What you need to do: An exact retyping of all lines below is the answer; pictures do not belong in it.

—————

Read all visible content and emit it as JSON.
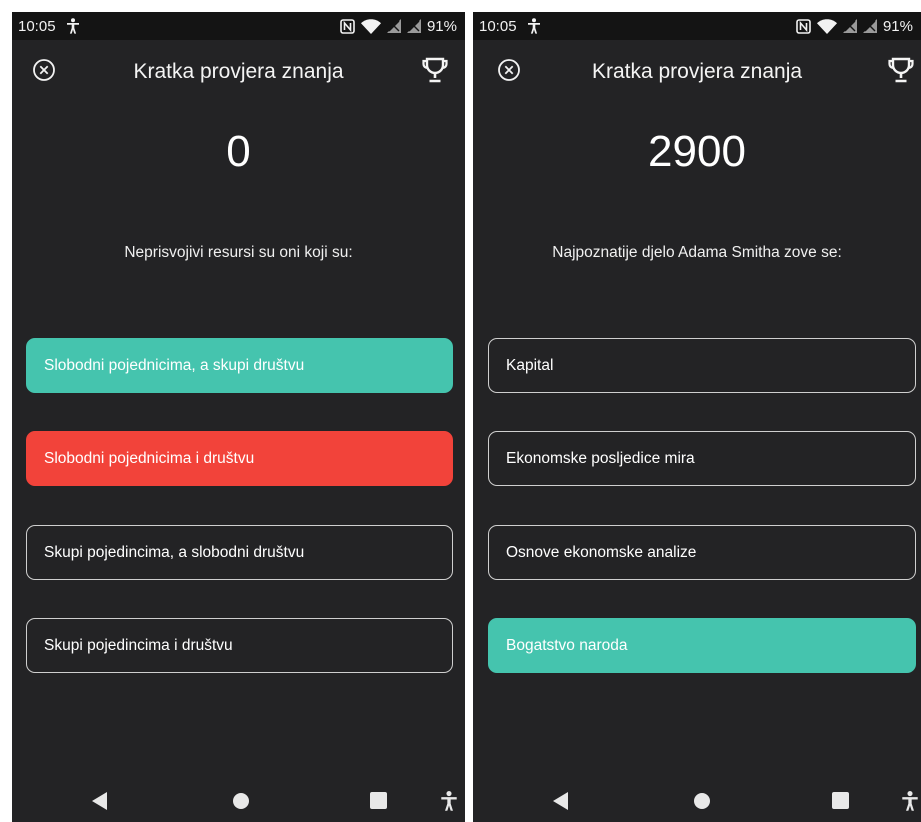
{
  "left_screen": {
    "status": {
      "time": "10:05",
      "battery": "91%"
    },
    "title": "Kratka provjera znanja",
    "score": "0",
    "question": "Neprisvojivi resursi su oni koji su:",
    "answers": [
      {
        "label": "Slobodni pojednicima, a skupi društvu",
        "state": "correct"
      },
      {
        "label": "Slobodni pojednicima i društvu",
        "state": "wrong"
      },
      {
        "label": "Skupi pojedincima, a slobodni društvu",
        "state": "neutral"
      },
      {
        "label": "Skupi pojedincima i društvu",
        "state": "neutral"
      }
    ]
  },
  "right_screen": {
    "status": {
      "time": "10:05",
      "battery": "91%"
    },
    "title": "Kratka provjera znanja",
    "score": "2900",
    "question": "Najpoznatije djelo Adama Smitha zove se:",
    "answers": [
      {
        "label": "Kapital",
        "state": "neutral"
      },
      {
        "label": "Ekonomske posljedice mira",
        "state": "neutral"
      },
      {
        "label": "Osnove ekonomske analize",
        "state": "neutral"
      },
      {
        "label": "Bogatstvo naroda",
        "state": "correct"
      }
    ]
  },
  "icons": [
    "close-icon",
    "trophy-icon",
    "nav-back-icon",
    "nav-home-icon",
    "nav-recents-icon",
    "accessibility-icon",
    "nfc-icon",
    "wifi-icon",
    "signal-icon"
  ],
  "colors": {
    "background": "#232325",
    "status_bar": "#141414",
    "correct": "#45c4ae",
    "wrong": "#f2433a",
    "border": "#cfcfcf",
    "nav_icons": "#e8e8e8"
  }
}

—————

Answer below:
Read all visible content and emit it as JSON.
{
  "left_screen": {
    "status": {
      "time": "10:05",
      "battery": "91%"
    },
    "title": "Kratka provjera znanja",
    "score": "0",
    "question": "Neprisvojivi resursi su oni koji su:",
    "answers": [
      {
        "label": "Slobodni pojednicima, a skupi društvu",
        "state": "correct"
      },
      {
        "label": "Slobodni pojednicima i društvu",
        "state": "wrong"
      },
      {
        "label": "Skupi pojedincima, a slobodni društvu",
        "state": "neutral"
      },
      {
        "label": "Skupi pojedincima i društvu",
        "state": "neutral"
      }
    ]
  },
  "right_screen": {
    "status": {
      "time": "10:05",
      "battery": "91%"
    },
    "title": "Kratka provjera znanja",
    "score": "2900",
    "question": "Najpoznatije djelo Adama Smitha zove se:",
    "answers": [
      {
        "label": "Kapital",
        "state": "neutral"
      },
      {
        "label": "Ekonomske posljedice mira",
        "state": "neutral"
      },
      {
        "label": "Osnove ekonomske analize",
        "state": "neutral"
      },
      {
        "label": "Bogatstvo naroda",
        "state": "correct"
      }
    ]
  },
  "icons": [
    "close-icon",
    "trophy-icon",
    "nav-back-icon",
    "nav-home-icon",
    "nav-recents-icon",
    "accessibility-icon",
    "nfc-icon",
    "wifi-icon",
    "signal-icon"
  ],
  "colors": {
    "background": "#232325",
    "status_bar": "#141414",
    "correct": "#45c4ae",
    "wrong": "#f2433a",
    "border": "#cfcfcf",
    "nav_icons": "#e8e8e8"
  }
}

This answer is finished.